Your first weeks home with a new baby can be awkward and scary. Here's what to expect and how to stay sane.
This postpartum survival guide culls our favorite experts' tried-and-true tips about how to make the best of this challenging rite of passage. Here's what you'll need to know:
At the hospital, your baby is examined by the pediatrician, who will explain to you any obvious curiosities (for example, birthmarks or a pointy head shape). After you get home, however, your baby may produce some unexpected sights and sounds; most are normal.
The umbilical cord
The stump of the cord may seem very black and unwieldy for such a tiny infant. This is OK; it will disengage within three weeks. Until then, keep it clean (fold diapers down clear of it), dry (give sponge baths only until it falls off), and dab the base with alcohol twice a day.
The spit up
Not to worry, just keep lots of cloth diapers at the ready. Two effective ways to diminish returns, offered by the American Academy of Pediatrics' (AAP) Caring for Your Baby and Young Child (Bantam Books, 1994) are to burp your baby every three to five minutes during feedings, and to place the baby in an upright position in an infant seat or stroller right after feeding her. Or just do what comes naturally: Hold her.
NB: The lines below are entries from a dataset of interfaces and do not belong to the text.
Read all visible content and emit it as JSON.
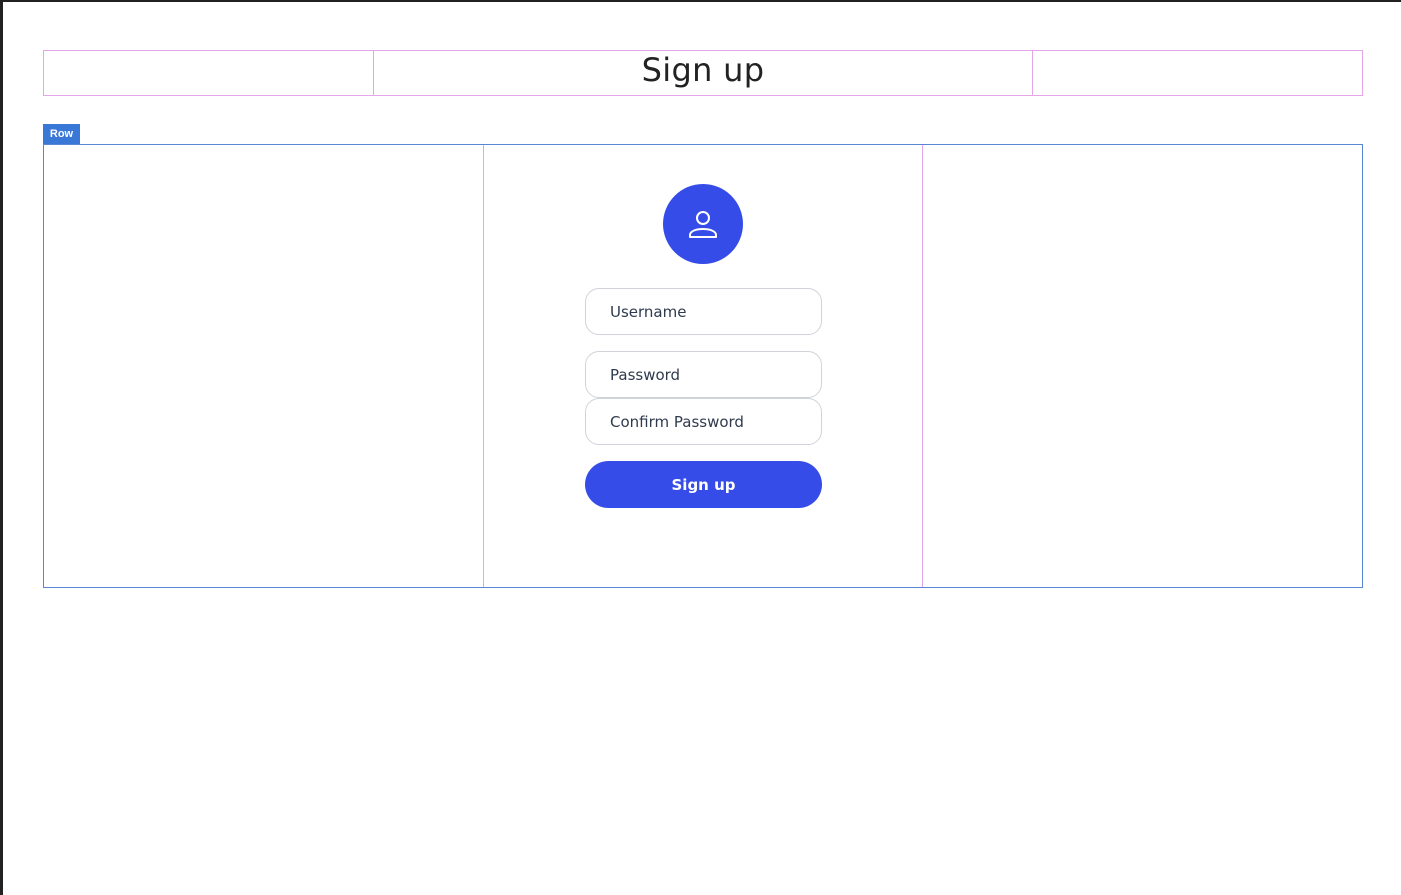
{
  "header": {
    "title": "Sign up"
  },
  "layout_badge": {
    "label": "Row"
  },
  "form": {
    "avatar_icon": "user-icon",
    "username": {
      "value": "",
      "placeholder": "Username"
    },
    "password": {
      "value": "",
      "placeholder": "Password"
    },
    "confirm_password": {
      "value": "",
      "placeholder": "Confirm Password"
    },
    "submit_label": "Sign up"
  },
  "colors": {
    "primary": "#364ce8",
    "column_outline": "#e3a6e6",
    "row_outline": "#5a86d6",
    "badge": "#3a78d8",
    "field_border": "#d0d3d9",
    "text": "#2f3a4e"
  }
}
The color poopoo
In the very beginning, it's blackish green, and then it approximates certain shades of green, yellow or brown, and it can be runny, pasty, seedy or curdy. Unsettling as this may be, it's all normal. An early breastfeeding bonus: Baby's poop usually doesn't smell at all.
You won't believe how you'll crane to hear your baby respire. Any fewer than 60 breaths per minute is normal, as are pauses of about six seconds, according to Barton D. Schmitt, M.D., in Your Child's Health (Bantam Books, 1991). Take note of any wheezing or rapid breathing, since this could indicate a respiratory problem (see "Early Visitors" on page TK). New research shows that sleeping with your baby will help her regulate her own breathing, possibly reducing the risk of sudden infant death syndrome (SIDS).